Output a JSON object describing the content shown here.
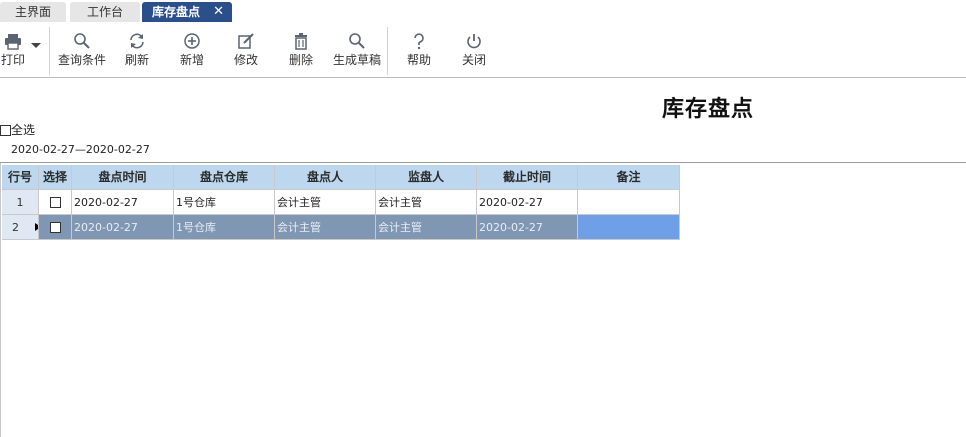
{
  "tabs": [
    {
      "label": "主界面"
    },
    {
      "label": "工作台"
    },
    {
      "label": "库存盘点",
      "close": "✕"
    }
  ],
  "toolbar": {
    "print": "打印",
    "query": "查询条件",
    "refresh": "刷新",
    "add": "新增",
    "edit": "修改",
    "delete": "删除",
    "generate": "生成草稿",
    "help": "帮助",
    "close": "关闭"
  },
  "icons": [
    "printer-icon",
    "dropdown-arrow-icon",
    "search-icon",
    "refresh-icon",
    "add-circle-icon",
    "edit-icon",
    "trash-icon",
    "search-icon",
    "help-icon",
    "power-icon"
  ],
  "page": {
    "title": "库存盘点",
    "select_all": "全选",
    "date_range": "2020-02-27—2020-02-27"
  },
  "table": {
    "headers": [
      "行号",
      "选择",
      "盘点时间",
      "盘点仓库",
      "盘点人",
      "监盘人",
      "截止时间",
      "备注"
    ],
    "rows": [
      {
        "no": "1",
        "time": "2020-02-27",
        "warehouse": "1号仓库",
        "counter": "会计主管",
        "supervisor": "会计主管",
        "deadline": "2020-02-27",
        "note": ""
      },
      {
        "no": "2",
        "time": "2020-02-27",
        "warehouse": "1号仓库",
        "counter": "会计主管",
        "supervisor": "会计主管",
        "deadline": "2020-02-27",
        "note": ""
      }
    ]
  },
  "colors": {
    "active_tab": "#2a4f8a",
    "header_bg": "#bdd7ee",
    "selected_row": "#7f97b3",
    "selected_note": "#6f9fe6"
  }
}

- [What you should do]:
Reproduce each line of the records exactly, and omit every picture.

- [Response area]:
Output a JSON object describing the content shown here.
{
  "tabs": [
    {
      "label": "主界面"
    },
    {
      "label": "工作台"
    },
    {
      "label": "库存盘点",
      "close": "✕"
    }
  ],
  "toolbar": {
    "print": "打印",
    "query": "查询条件",
    "refresh": "刷新",
    "add": "新增",
    "edit": "修改",
    "delete": "删除",
    "generate": "生成草稿",
    "help": "帮助",
    "close": "关闭"
  },
  "icons": [
    "printer-icon",
    "dropdown-arrow-icon",
    "search-icon",
    "refresh-icon",
    "add-circle-icon",
    "edit-icon",
    "trash-icon",
    "search-icon",
    "help-icon",
    "power-icon"
  ],
  "page": {
    "title": "库存盘点",
    "select_all": "全选",
    "date_range": "2020-02-27—2020-02-27"
  },
  "table": {
    "headers": [
      "行号",
      "选择",
      "盘点时间",
      "盘点仓库",
      "盘点人",
      "监盘人",
      "截止时间",
      "备注"
    ],
    "rows": [
      {
        "no": "1",
        "time": "2020-02-27",
        "warehouse": "1号仓库",
        "counter": "会计主管",
        "supervisor": "会计主管",
        "deadline": "2020-02-27",
        "note": ""
      },
      {
        "no": "2",
        "time": "2020-02-27",
        "warehouse": "1号仓库",
        "counter": "会计主管",
        "supervisor": "会计主管",
        "deadline": "2020-02-27",
        "note": ""
      }
    ]
  },
  "colors": {
    "active_tab": "#2a4f8a",
    "header_bg": "#bdd7ee",
    "selected_row": "#7f97b3",
    "selected_note": "#6f9fe6"
  }
}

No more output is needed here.